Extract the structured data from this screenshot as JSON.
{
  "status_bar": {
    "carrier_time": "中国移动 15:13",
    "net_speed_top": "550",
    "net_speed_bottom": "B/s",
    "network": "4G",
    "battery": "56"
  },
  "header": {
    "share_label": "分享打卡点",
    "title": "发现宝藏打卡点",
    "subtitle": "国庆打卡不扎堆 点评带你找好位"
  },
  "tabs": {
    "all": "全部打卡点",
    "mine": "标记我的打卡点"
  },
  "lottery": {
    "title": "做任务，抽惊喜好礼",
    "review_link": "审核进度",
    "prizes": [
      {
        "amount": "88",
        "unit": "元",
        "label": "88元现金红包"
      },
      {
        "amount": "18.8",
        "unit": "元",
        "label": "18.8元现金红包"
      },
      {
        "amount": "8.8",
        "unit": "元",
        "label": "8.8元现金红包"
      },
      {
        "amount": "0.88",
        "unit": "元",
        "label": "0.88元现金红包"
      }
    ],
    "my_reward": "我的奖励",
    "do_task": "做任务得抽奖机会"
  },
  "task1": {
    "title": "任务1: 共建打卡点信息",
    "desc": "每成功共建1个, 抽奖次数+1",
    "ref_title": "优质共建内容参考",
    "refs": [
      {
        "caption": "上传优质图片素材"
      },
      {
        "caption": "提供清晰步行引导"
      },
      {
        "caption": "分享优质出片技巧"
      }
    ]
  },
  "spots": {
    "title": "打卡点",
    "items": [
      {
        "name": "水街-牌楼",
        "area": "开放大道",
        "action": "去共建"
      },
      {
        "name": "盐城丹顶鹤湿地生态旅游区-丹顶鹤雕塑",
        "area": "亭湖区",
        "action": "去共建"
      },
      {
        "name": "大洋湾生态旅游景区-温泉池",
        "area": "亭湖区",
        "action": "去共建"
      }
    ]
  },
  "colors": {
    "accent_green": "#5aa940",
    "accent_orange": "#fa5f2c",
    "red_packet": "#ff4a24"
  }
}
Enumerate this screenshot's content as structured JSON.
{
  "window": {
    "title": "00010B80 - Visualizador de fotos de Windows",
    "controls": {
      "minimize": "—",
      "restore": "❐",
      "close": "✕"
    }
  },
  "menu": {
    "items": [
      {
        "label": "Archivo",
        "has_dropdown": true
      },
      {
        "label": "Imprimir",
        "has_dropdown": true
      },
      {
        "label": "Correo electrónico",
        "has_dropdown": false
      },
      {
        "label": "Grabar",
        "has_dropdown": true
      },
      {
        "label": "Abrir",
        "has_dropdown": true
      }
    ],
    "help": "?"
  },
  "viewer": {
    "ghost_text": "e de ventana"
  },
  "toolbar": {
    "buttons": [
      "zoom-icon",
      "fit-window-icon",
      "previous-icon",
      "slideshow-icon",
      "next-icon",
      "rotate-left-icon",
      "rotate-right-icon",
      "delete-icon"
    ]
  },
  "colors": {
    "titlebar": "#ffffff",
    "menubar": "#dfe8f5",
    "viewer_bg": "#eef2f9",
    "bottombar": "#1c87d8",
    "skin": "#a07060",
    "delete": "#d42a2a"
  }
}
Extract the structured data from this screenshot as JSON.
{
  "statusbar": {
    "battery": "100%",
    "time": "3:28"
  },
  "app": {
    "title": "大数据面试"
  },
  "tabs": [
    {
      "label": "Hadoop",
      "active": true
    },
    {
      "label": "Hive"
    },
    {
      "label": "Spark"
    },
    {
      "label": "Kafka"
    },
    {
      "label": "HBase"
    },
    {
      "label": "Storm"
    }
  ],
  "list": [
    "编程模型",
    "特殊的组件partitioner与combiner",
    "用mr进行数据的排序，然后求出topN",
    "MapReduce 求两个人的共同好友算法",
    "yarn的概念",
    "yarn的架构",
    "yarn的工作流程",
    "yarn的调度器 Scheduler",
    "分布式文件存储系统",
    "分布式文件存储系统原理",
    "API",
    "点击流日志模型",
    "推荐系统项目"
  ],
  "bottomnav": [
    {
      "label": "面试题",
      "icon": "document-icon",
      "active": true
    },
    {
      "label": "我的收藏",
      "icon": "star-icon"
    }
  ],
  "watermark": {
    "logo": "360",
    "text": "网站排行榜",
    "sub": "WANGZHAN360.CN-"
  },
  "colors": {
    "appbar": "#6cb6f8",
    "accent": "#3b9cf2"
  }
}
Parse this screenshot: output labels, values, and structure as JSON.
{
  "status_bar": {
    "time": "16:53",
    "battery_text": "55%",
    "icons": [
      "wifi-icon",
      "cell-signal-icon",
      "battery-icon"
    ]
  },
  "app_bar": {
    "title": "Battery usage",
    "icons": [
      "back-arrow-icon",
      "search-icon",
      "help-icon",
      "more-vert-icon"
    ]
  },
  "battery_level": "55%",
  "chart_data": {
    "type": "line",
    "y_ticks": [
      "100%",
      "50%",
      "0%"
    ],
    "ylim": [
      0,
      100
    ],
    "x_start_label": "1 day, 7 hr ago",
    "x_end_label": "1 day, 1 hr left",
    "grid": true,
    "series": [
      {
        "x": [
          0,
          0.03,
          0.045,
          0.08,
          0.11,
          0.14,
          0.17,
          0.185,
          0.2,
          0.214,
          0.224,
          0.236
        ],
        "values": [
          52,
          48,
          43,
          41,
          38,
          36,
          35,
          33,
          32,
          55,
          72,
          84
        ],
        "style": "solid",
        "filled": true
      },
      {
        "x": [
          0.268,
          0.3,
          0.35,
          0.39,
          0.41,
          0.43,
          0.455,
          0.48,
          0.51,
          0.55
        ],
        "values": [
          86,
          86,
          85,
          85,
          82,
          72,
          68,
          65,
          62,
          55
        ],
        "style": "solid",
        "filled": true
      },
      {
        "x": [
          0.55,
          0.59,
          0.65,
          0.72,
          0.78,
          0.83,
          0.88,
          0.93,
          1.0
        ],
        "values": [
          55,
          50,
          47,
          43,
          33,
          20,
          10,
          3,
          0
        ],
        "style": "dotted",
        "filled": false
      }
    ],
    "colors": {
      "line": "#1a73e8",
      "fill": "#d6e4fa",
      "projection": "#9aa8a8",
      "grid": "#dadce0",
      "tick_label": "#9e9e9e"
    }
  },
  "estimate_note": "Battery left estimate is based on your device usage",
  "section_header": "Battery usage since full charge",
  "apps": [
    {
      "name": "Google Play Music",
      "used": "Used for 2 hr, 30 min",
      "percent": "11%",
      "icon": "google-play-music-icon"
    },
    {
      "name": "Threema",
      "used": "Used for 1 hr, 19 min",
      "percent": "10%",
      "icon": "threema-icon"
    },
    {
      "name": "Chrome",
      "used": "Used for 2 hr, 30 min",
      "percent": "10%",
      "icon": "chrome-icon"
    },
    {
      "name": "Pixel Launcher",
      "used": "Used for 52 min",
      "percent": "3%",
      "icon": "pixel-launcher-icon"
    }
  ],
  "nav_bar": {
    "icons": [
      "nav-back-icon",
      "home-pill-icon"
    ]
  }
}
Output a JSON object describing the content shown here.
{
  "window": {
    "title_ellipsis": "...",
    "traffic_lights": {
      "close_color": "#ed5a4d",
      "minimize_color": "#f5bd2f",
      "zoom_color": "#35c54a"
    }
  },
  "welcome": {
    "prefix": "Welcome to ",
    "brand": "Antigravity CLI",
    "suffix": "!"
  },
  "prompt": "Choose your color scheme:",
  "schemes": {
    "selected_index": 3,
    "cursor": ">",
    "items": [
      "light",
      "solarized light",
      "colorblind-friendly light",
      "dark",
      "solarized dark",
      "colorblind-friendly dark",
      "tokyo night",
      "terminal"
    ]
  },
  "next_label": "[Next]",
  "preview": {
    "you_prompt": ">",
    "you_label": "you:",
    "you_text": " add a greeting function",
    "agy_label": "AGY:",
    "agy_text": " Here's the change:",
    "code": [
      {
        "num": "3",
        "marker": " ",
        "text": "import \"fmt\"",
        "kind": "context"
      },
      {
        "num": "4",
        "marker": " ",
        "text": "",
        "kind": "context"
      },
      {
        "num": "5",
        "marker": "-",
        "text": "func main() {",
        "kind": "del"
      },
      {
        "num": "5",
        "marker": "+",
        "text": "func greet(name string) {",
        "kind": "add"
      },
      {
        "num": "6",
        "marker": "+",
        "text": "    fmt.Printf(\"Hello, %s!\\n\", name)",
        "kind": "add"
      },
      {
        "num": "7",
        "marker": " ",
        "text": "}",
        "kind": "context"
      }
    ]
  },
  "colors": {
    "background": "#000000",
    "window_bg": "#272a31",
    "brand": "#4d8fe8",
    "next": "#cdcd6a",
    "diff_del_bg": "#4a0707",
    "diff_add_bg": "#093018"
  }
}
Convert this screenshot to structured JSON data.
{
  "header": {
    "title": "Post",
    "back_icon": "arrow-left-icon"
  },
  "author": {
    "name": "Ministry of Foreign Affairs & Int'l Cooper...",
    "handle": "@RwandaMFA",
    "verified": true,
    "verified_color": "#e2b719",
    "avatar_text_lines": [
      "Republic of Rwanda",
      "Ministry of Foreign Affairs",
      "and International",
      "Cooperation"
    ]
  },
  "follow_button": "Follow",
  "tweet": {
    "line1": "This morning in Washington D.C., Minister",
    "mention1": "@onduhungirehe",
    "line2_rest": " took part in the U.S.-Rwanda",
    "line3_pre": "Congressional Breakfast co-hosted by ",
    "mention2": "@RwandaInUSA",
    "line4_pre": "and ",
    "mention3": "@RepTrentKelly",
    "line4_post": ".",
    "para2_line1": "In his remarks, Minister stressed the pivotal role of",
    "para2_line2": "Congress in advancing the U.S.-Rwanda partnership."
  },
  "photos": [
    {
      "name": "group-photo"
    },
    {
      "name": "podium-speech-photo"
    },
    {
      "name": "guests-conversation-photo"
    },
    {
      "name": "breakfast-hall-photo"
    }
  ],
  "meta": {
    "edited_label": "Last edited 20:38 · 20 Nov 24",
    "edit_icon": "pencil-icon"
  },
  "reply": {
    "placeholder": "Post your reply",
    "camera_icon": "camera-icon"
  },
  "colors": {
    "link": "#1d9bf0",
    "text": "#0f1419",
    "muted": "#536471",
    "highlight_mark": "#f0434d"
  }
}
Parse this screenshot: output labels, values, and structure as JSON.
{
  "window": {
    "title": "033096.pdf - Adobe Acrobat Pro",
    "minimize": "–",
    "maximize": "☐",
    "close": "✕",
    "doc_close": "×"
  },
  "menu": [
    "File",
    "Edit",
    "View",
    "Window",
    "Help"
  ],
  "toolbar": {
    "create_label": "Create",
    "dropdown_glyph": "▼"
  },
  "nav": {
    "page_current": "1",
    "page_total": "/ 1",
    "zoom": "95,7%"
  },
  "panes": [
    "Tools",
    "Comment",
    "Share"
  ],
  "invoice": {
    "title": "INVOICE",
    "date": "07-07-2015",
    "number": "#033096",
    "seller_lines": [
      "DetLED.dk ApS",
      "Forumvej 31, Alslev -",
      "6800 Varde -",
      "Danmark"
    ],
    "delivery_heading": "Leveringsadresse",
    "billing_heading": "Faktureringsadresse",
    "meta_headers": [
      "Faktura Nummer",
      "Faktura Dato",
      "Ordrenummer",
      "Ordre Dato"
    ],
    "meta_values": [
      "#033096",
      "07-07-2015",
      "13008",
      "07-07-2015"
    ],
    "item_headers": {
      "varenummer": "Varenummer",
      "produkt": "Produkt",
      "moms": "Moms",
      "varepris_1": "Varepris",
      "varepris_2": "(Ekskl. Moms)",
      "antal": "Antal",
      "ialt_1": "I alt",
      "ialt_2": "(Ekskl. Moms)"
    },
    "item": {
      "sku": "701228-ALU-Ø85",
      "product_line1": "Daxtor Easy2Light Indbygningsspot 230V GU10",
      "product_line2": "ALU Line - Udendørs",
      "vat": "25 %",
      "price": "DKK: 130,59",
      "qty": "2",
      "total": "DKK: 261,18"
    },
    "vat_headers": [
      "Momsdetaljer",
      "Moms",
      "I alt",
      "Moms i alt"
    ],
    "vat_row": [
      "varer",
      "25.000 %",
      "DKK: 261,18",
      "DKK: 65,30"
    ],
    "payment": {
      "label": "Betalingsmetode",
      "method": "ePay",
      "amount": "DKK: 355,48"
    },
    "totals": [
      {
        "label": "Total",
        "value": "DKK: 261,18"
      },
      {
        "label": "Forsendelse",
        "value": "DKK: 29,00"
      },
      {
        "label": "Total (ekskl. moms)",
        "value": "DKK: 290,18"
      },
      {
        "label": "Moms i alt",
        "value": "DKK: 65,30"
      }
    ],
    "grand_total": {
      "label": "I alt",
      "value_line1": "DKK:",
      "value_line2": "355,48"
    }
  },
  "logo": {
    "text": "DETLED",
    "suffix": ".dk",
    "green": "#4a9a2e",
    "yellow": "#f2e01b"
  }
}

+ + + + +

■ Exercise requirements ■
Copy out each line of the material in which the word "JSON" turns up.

■ Reply ■
Extract the structured data from this screenshot as JSON.
Enumerate this screenshot's content as structured JSON.
Extract the structured data from this screenshot as JSON.
Parse this screenshot: output labels, values, and structure as JSON.
Output a JSON object describing the content shown here.
Convert this screenshot to structured JSON data.
Parse this screenshot: output labels, values, and structure as JSON.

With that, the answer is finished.